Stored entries
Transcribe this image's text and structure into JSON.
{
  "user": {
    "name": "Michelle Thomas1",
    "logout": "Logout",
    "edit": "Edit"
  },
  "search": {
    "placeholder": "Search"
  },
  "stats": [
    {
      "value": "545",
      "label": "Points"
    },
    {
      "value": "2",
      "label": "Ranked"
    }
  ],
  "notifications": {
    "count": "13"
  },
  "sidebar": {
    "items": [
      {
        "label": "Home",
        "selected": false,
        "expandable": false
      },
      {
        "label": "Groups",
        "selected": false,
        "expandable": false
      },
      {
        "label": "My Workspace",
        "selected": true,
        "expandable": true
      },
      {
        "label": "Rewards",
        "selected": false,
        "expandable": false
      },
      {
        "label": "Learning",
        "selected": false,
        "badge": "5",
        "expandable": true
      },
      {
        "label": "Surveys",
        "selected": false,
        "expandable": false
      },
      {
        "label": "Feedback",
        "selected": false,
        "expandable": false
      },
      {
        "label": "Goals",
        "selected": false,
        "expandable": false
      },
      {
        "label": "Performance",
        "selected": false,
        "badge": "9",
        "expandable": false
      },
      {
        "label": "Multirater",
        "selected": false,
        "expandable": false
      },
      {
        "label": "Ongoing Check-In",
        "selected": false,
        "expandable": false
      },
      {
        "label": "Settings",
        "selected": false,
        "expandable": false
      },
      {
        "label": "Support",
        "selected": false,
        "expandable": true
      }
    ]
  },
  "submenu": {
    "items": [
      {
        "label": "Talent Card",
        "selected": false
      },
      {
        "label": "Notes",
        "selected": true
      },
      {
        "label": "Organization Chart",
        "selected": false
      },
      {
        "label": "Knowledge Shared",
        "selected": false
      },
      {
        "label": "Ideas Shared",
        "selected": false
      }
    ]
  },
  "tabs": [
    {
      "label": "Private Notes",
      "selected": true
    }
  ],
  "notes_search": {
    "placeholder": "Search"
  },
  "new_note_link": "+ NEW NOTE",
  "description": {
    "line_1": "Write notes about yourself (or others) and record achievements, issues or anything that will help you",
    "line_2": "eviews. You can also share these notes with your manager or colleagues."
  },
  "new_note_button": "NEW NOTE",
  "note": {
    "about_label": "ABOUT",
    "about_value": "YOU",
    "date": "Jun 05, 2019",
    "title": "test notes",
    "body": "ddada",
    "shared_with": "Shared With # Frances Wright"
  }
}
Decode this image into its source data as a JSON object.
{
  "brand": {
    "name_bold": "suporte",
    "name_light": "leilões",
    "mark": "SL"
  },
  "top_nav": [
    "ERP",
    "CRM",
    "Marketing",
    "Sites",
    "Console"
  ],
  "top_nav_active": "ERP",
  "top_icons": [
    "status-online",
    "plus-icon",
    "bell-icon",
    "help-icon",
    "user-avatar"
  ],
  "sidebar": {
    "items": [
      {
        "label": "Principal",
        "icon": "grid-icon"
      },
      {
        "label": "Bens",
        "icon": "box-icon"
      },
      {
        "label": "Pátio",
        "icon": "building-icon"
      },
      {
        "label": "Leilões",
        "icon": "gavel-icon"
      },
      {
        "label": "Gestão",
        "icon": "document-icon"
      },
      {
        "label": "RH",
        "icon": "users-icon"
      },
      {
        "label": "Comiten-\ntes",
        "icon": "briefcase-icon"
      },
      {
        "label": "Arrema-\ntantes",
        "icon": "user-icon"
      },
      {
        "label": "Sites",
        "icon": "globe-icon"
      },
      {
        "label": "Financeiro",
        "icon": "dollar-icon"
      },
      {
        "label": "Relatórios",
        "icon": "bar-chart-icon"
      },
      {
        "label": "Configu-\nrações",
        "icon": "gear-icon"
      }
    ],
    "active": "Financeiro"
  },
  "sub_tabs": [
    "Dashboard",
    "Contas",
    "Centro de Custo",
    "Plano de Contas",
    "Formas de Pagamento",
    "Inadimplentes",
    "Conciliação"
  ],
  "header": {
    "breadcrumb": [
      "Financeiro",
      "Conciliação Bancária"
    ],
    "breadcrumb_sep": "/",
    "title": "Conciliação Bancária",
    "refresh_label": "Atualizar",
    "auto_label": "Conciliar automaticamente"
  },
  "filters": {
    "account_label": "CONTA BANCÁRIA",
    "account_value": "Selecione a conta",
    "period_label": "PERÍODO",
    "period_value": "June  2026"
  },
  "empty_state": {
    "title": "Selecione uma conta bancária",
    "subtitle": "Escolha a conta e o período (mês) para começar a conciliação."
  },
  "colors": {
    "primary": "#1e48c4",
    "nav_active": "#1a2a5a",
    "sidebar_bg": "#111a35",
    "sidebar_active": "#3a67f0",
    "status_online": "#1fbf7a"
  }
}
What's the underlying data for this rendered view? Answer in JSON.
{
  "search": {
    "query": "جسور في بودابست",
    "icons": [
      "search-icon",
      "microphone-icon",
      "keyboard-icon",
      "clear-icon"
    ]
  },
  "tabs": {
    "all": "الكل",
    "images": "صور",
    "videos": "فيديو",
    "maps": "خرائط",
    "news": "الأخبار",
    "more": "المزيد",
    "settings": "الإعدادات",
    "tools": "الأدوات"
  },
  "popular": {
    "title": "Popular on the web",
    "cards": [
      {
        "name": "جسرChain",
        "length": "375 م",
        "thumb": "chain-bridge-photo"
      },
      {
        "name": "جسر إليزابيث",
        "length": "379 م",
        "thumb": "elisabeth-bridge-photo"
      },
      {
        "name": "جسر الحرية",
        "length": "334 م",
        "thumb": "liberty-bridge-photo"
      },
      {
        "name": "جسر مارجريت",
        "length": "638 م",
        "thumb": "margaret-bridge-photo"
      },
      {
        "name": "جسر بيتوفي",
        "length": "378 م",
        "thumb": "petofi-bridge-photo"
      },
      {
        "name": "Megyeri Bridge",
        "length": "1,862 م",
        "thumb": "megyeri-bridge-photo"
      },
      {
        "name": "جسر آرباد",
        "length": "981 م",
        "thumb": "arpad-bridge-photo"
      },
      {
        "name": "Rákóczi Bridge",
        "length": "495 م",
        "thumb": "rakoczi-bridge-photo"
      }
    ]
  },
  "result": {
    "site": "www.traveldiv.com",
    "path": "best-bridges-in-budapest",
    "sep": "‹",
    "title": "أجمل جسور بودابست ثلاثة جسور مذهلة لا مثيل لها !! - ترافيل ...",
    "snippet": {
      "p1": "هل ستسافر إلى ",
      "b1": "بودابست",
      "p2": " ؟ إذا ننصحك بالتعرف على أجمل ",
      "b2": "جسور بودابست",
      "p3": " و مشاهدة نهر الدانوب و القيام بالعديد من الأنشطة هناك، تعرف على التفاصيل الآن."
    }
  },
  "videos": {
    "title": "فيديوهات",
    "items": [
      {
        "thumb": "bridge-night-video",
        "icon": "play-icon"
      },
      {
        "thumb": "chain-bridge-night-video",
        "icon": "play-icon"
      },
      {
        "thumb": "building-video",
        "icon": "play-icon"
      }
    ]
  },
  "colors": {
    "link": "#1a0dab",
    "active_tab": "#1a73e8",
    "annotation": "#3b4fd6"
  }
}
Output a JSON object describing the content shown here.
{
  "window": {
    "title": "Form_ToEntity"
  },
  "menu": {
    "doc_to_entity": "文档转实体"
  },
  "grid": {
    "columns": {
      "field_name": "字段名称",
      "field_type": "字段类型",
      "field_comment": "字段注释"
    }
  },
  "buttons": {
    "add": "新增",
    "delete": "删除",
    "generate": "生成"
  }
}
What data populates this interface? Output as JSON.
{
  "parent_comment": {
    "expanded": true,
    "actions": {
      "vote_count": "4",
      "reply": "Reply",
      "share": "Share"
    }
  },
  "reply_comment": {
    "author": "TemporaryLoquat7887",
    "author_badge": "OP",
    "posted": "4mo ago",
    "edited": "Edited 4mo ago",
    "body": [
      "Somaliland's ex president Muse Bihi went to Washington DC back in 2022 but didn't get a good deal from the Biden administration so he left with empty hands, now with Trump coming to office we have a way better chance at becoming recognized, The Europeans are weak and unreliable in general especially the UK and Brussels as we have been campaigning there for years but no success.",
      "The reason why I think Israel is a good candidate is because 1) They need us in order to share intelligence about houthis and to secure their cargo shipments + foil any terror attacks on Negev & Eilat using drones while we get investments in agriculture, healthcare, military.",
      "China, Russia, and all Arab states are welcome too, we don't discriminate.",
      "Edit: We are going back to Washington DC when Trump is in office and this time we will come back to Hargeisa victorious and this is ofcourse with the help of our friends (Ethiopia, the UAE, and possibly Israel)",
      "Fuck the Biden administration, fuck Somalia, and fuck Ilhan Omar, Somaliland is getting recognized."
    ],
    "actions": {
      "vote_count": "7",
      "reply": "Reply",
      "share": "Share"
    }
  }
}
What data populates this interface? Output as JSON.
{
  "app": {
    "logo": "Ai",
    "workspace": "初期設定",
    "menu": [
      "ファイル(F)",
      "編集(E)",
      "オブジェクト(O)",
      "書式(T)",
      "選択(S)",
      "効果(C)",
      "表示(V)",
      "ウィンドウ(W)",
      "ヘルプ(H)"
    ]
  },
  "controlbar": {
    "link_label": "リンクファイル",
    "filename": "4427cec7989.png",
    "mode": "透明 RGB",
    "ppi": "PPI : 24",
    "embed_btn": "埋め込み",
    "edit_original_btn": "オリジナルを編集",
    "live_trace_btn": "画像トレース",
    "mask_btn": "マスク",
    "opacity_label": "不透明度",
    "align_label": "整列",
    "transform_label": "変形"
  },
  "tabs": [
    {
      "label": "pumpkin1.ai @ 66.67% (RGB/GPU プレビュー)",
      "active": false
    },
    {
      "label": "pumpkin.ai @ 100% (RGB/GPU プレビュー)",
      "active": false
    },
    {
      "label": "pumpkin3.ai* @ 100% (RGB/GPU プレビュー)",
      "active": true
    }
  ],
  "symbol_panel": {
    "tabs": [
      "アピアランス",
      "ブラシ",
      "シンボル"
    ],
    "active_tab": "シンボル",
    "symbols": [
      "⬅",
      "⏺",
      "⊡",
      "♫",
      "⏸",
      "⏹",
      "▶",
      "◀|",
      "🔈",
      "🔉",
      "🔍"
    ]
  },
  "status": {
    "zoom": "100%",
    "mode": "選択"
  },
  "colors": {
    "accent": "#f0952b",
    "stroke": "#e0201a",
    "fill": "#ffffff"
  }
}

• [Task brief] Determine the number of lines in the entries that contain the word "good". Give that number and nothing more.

• [Finished task] 2